[DATASET EXTRACT Boundary: Start]

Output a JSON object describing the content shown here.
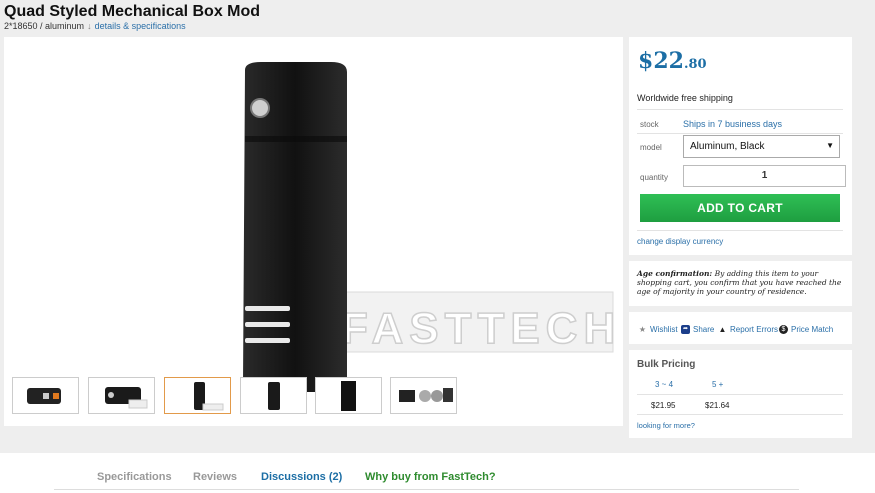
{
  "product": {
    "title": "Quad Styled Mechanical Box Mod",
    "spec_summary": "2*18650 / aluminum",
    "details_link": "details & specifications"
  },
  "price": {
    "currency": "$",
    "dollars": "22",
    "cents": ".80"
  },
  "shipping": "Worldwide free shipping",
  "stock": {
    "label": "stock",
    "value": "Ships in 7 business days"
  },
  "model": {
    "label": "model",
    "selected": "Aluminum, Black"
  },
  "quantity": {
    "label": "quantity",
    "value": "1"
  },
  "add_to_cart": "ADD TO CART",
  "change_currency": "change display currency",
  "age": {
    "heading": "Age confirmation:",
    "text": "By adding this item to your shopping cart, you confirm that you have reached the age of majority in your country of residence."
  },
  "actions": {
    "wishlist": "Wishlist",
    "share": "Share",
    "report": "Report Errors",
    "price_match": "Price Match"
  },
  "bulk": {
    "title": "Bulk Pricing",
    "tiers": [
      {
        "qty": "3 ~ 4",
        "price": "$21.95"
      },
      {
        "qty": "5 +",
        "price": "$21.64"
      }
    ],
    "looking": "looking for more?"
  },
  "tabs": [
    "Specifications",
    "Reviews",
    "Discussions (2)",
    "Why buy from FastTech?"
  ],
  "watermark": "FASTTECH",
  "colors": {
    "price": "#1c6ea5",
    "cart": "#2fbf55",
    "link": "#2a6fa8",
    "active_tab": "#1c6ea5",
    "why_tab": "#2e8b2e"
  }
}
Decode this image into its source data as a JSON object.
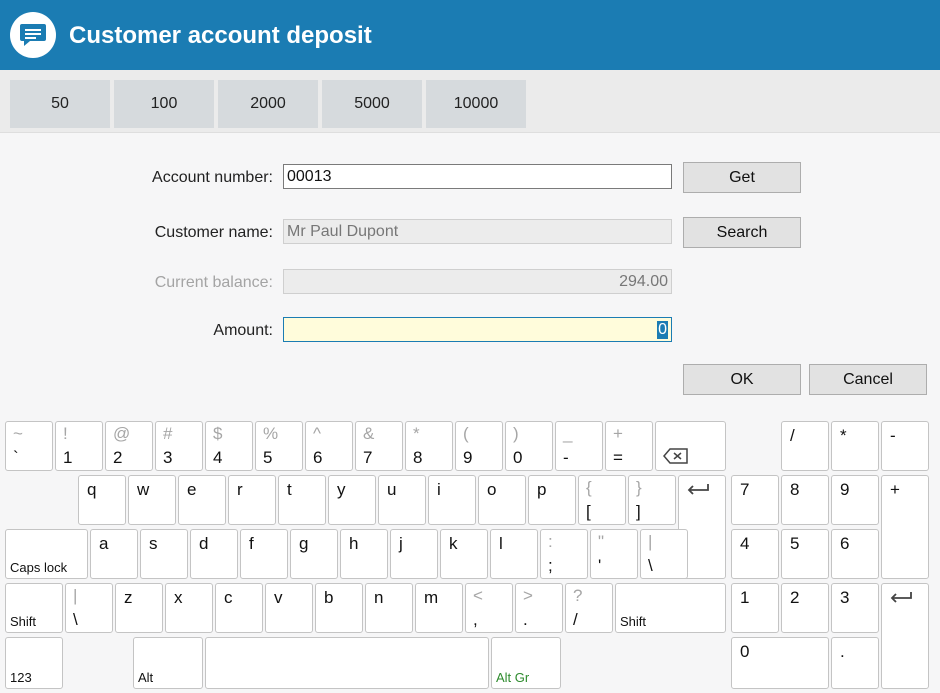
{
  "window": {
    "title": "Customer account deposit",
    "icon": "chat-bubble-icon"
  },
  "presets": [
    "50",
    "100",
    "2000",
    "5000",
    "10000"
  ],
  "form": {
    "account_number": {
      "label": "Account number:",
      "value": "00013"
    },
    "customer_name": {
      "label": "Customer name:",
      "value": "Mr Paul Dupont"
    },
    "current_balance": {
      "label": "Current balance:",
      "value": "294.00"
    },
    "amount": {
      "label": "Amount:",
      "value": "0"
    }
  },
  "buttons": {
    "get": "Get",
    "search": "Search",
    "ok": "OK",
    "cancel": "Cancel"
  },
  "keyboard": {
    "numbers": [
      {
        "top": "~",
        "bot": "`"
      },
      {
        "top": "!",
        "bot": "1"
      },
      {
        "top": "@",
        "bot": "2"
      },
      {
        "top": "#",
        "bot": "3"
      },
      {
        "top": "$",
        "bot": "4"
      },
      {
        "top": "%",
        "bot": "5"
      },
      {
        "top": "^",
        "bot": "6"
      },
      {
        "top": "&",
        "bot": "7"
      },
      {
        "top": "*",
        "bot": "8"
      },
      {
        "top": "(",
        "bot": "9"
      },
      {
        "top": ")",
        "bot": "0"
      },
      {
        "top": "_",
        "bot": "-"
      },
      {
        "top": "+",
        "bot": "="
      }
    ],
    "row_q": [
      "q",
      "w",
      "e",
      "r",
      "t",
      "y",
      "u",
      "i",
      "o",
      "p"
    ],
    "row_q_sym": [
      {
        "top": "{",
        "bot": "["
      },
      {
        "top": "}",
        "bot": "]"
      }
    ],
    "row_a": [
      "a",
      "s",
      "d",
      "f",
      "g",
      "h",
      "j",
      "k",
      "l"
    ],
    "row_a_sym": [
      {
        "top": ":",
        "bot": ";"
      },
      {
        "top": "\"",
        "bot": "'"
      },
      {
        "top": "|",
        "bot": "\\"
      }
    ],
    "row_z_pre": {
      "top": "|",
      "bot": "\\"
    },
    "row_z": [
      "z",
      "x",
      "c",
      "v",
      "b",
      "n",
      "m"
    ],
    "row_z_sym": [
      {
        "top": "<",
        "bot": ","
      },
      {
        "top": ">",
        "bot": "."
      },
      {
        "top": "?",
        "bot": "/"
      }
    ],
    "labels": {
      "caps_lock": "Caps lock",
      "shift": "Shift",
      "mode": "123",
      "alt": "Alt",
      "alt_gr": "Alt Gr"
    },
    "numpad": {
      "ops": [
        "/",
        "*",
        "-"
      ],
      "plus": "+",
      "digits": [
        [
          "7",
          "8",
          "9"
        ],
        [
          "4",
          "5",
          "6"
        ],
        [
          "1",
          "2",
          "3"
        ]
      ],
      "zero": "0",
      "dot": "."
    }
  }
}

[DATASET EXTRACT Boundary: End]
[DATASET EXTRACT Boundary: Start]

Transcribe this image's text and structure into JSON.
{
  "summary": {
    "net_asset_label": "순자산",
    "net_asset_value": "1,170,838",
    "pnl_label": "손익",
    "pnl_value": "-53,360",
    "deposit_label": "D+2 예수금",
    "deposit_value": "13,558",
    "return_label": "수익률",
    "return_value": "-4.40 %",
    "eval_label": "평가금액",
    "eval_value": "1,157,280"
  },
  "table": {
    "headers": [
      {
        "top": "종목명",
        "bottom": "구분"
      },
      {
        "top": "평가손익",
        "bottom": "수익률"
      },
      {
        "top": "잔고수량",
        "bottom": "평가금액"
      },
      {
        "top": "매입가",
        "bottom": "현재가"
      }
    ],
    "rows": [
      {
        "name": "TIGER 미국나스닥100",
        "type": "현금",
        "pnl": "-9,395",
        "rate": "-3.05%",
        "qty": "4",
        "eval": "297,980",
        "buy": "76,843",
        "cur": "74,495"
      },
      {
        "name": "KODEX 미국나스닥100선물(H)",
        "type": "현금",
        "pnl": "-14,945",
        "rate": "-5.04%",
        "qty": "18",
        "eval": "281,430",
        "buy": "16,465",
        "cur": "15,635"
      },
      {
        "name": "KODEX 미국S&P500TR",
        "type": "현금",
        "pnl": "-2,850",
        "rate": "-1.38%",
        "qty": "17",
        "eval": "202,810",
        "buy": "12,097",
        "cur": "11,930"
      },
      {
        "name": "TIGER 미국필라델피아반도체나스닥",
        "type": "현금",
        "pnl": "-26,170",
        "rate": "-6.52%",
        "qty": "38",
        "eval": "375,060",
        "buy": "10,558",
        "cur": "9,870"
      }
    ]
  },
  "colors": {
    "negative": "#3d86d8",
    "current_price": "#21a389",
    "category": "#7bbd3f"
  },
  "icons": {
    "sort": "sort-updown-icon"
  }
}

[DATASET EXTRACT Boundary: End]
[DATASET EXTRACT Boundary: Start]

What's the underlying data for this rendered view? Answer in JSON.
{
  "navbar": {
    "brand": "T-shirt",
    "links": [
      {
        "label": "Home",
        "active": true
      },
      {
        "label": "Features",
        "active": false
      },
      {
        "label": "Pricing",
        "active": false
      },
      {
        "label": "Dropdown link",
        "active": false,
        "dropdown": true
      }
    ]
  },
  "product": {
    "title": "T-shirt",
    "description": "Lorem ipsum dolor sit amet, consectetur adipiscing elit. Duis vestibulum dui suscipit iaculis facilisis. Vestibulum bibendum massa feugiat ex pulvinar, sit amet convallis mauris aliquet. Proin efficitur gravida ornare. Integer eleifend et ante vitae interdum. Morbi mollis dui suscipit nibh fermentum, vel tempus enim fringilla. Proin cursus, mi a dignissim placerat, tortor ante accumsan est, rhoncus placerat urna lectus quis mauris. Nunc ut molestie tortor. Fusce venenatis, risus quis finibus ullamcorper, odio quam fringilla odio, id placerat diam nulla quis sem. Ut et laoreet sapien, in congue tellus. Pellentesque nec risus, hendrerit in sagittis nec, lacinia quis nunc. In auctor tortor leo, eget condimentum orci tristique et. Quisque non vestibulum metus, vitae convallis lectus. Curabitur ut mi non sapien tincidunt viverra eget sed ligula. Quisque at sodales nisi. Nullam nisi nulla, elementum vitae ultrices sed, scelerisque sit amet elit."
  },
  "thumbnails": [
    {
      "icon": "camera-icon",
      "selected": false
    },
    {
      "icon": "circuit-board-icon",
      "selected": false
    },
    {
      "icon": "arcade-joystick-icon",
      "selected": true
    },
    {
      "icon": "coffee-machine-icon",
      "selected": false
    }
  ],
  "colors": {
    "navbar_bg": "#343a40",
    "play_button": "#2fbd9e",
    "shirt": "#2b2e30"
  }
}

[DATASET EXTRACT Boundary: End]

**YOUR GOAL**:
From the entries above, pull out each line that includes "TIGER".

**FINISHED TASK**:
        "name": "TIGER 미국나스닥100",
        "name": "TIGER 미국필라델피아반도체나스닥",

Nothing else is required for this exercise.